“It’s no surprise to anybody in the integration industry that sequestration and the economy and government funding or lack thereof has had an impact on everybody in the industry. We’ve all suffered because of it, because our customers are suffering because of it — particularly in the local and state arena, because they rely so heavily on federal funds to help augment their builds or their projects, whether it be through grant funding or state funding. Everybody’s impacted by that,” explains Misty Stine, vice president of business development at Omaha, Neb.-based G4S Technology, SDM’s 2013 Systems Integrator of the Year. (Read the full story beginning on page 52.)

However, it can take a great amount of resources to build a services offering at a level that provides sufficient return. G4S Technology is doing it — the company rolled out its National Services Division this year and aims to triple revenues from services within 24 months. The strategy was months in the making and relies heavily on the company’s Monitoring Center with a sharp focus on video monitoring and other video-centric services. It also will leverage engineering and technical resources from the various regions where it operates and from strategic partners to meet the services needs of clients with national and global footprints.

“Like any other good company, you have to rely less on government spend and more on other avenues of revenue generation.
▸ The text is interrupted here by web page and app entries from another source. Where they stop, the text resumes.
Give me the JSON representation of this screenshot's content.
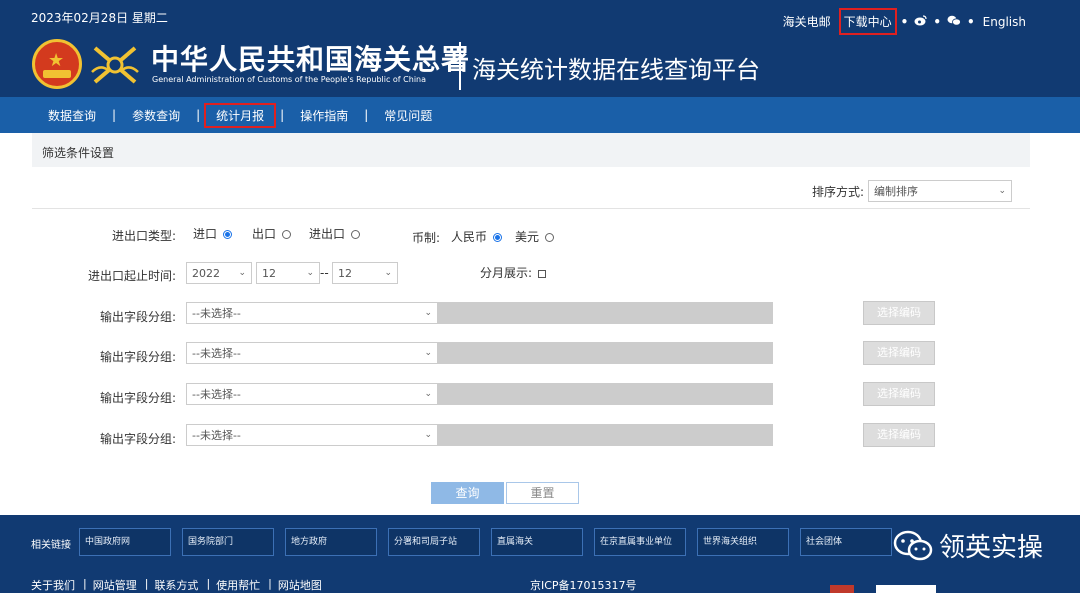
{
  "header": {
    "date": "2023年02月28日 星期二",
    "links": {
      "mail": "海关电邮",
      "download": "下载中心",
      "english": "English",
      "sep": "•"
    },
    "title_cn": "中华人民共和国海关总署",
    "title_en": "General Administration of Customs of the People's Republic of China",
    "platform": "海关统计数据在线查询平台"
  },
  "nav": {
    "items": [
      "数据查询",
      "参数查询",
      "统计月报",
      "操作指南",
      "常见问题"
    ],
    "sep": "|"
  },
  "filter": {
    "section_title": "筛选条件设置",
    "sort_label": "排序方式:",
    "sort_value": "编制排序",
    "trade_type_label": "进出口类型:",
    "trade_options": [
      "进口",
      "出口",
      "进出口"
    ],
    "trade_selected": "进口",
    "currency_label": "币制:",
    "currency_options": [
      "人民币",
      "美元"
    ],
    "currency_selected": "人民币",
    "period_label": "进出口起止时间:",
    "year": "2022",
    "month_start": "12",
    "dash": "--",
    "month_end": "12",
    "monthly_label": "分月展示:",
    "field_group_label": "输出字段分组:",
    "field_group_placeholder": "--未选择--",
    "select_code": "选择编码",
    "query": "查询",
    "reset": "重置"
  },
  "footer": {
    "related_label": "相关链接",
    "boxes": [
      "中国政府网",
      "国务院部门",
      "地方政府",
      "分署和司局子站",
      "直属海关",
      "在京直属事业单位",
      "世界海关组织",
      "社会团体"
    ],
    "bottom_links": [
      "关于我们",
      "网站管理",
      "联系方式",
      "使用帮忙",
      "网站地图"
    ],
    "icp": "京ICP备17015317号",
    "watermark": "领英实操"
  },
  "colors": {
    "header_bg": "#113a72",
    "nav_bg": "#1a5fa8",
    "highlight": "#e02020",
    "query_btn": "#8fb9e6"
  }
}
One of the areas that we have been focused on is recurring revenue and that has been largely based on the large nationals and multi-nationals; the type of customers that we’re working with now as part of our acquisition by G4S. By and large, their customers are large Fortune 500 customers that have long-term maintenance requirements or services requirements, unlike a project-related type customer.

“In a critical infrastructure market, when you go out and build a system — for example, for a dam or a port — that project is typically a stand-alone project that you design and build and complete. Then it goes under warranty for a couple of years, and then maybe after that you pick up a maintenance agreement. In the commercial environment, typically you enter into a services agreement early on in the process, because they have multiple facilities across multiple geography, with multiple systems that need to be maintained and upgraded over time. We have found ourselves in that marketplace, which isn’t a market that we have found ourselves in in the past, because we were typical critical infrastructure integrators,” Stine described.

So in order to fulfill the objectives and meet the goals of the new National Services Division, G4S Technology — with its Adesta roots — is experiencing a shift in how it services the customer. But if all goes as planned, it will be a successful shift that leads the industry and other systems integrators into the security systems integration future.

Querying the largest security systems integrators in the industry, through SDM’s Top Systems Integrators Report over the past three years, shows that the portion of their total revenues from three different categories of service hasn’t increased a bit.

 Clearly, not all systems integrators are noticing that the trend among customers moving to paying for security as an ongoing operating expense, as opposed to a one-time capital expense, is here to stay. G4S Technology has noticed and is adjusting its business model. That’s why they’re here for the long haul.